> [GOAL OF THE EXERCISE]: Tally every line in the entries below that holds "type", then give only the total.
○ ○ ○ ○ ○ ○ ○
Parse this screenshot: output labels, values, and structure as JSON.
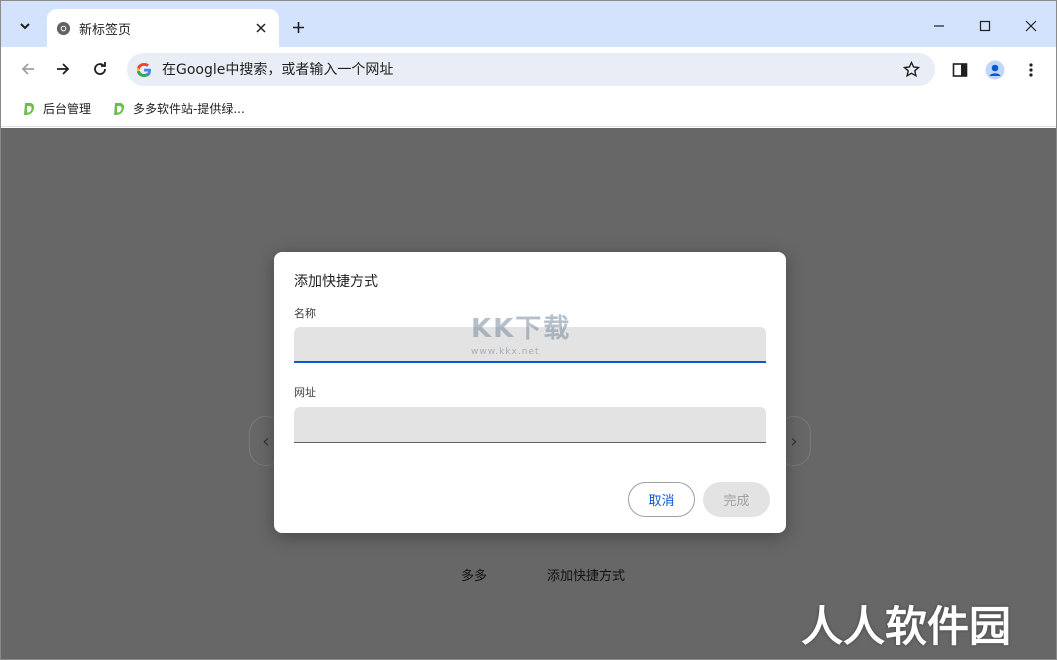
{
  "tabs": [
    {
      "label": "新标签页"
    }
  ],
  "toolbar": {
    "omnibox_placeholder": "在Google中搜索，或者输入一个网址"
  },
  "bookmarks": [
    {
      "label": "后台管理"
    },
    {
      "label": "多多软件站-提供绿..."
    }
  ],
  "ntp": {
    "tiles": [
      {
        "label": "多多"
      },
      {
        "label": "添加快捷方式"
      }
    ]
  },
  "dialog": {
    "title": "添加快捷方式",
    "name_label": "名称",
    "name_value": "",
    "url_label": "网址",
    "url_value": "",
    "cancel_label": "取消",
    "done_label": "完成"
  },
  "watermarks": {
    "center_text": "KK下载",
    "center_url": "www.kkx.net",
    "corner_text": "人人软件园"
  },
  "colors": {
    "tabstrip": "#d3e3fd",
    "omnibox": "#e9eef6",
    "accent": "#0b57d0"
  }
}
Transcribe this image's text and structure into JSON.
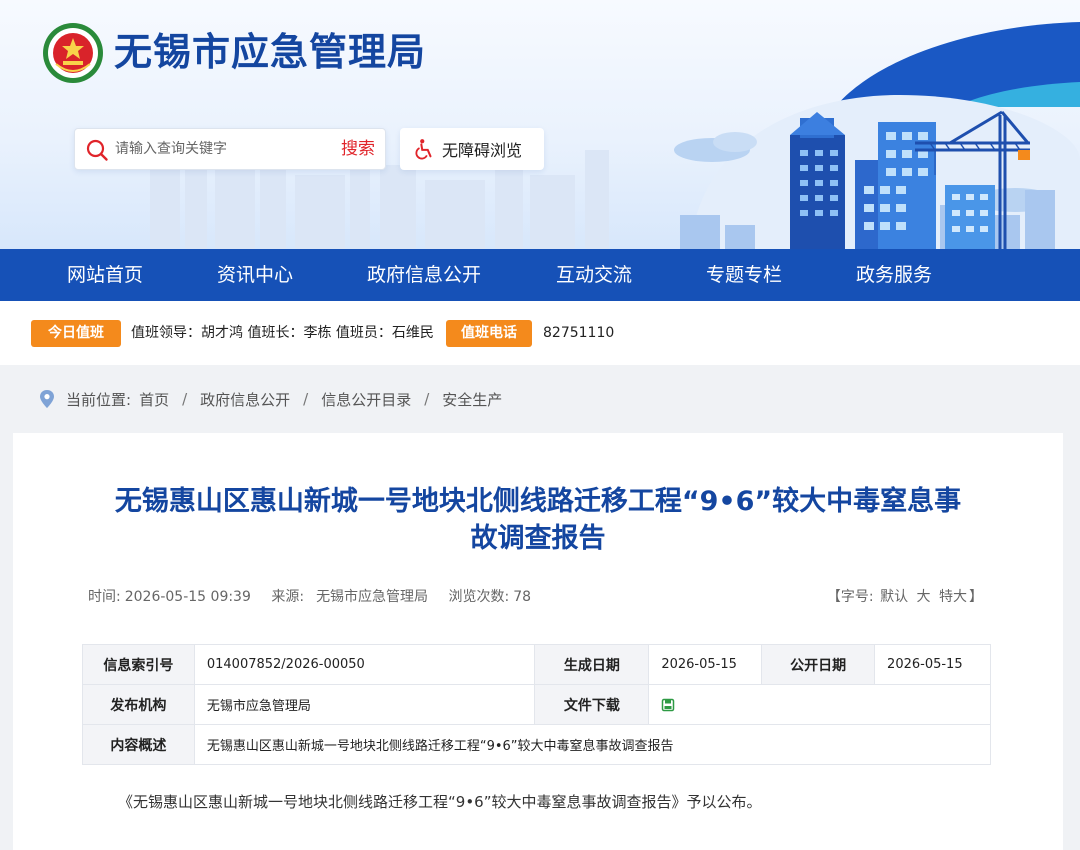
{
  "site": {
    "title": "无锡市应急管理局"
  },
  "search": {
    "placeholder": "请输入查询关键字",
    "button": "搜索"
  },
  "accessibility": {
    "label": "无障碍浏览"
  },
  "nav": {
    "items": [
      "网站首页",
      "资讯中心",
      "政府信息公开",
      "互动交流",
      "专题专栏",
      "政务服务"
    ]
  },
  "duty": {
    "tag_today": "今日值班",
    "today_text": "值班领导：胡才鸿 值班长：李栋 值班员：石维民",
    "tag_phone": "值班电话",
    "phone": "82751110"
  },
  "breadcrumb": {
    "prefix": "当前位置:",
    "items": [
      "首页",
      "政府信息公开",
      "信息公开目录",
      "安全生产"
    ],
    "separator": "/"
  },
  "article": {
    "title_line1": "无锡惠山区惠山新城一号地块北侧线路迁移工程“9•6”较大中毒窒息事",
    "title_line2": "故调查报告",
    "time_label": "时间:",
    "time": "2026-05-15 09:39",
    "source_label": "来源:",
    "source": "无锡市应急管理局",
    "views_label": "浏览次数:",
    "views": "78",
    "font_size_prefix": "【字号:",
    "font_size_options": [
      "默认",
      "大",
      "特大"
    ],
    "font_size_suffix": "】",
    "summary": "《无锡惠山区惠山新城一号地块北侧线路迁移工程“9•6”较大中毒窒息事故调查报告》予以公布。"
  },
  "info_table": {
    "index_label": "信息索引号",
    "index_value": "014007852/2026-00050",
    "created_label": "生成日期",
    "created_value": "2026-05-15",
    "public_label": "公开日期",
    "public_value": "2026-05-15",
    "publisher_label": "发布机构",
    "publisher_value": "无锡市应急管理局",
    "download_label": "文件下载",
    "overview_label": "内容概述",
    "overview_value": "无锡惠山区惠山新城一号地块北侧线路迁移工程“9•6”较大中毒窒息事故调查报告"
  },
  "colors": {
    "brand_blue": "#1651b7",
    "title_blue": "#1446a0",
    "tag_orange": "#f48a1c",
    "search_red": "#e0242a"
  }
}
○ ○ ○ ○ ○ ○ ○
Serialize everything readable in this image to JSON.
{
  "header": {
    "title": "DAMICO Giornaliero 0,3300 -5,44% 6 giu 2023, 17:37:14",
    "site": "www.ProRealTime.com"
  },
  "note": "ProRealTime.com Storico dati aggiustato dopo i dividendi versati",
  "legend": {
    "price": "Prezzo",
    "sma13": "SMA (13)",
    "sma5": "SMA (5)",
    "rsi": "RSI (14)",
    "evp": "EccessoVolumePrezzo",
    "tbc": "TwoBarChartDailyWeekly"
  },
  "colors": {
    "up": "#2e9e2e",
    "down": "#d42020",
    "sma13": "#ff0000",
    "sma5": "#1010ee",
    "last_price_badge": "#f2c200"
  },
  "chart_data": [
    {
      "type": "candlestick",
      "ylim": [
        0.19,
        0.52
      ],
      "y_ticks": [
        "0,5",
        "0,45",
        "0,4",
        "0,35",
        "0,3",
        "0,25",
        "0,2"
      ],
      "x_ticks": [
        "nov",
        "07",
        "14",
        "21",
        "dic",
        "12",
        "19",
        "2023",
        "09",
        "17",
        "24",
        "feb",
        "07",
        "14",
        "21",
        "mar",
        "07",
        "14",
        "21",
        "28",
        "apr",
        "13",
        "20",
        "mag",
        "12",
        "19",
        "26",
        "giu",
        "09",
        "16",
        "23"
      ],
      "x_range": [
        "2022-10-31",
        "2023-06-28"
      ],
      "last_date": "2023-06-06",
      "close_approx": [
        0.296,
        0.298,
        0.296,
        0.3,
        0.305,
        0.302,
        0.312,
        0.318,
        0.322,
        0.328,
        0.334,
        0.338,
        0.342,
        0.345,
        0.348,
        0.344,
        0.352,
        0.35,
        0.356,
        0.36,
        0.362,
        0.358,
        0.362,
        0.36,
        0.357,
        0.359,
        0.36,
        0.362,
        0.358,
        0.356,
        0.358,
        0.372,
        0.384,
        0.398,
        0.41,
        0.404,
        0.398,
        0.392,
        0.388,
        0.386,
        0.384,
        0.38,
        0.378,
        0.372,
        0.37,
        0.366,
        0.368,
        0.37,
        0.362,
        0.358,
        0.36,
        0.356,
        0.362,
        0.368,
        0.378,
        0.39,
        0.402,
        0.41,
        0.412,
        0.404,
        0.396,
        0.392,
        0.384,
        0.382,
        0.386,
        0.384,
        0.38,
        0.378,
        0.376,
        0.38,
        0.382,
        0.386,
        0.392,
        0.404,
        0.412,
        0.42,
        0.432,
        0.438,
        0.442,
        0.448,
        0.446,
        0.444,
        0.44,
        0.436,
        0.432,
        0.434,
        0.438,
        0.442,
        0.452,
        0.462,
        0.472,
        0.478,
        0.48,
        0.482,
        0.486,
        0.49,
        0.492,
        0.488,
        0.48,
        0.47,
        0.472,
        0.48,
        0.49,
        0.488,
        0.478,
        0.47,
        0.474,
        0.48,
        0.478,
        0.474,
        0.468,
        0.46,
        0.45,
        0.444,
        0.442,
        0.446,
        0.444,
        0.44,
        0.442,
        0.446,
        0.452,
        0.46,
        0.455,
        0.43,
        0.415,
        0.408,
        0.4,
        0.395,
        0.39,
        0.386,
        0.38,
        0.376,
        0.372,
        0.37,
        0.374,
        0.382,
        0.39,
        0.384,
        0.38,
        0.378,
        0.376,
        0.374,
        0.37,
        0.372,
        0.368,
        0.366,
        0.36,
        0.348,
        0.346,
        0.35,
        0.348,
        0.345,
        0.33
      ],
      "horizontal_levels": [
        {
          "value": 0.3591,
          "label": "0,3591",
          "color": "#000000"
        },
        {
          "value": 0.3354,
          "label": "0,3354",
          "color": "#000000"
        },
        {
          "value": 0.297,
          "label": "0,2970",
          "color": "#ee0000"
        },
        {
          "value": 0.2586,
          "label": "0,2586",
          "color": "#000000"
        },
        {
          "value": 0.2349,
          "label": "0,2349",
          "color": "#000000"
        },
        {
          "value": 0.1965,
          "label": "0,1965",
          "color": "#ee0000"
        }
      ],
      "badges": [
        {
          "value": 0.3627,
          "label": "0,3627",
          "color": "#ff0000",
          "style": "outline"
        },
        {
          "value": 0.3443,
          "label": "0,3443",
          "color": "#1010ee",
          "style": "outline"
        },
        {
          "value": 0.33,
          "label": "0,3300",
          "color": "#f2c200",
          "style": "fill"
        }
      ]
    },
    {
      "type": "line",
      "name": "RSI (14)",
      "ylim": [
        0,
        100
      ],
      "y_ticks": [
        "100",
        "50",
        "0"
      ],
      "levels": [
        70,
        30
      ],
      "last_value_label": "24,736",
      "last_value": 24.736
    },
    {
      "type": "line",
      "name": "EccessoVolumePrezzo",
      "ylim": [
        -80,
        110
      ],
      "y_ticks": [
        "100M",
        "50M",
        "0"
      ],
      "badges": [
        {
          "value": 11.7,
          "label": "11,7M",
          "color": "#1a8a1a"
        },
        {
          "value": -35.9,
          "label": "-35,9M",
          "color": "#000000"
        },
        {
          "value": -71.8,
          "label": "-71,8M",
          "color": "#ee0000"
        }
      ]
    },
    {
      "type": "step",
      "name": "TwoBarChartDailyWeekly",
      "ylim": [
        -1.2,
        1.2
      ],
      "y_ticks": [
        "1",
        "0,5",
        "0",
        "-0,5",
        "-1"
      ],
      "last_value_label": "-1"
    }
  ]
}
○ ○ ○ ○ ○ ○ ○
> [TASK RESULT]: 4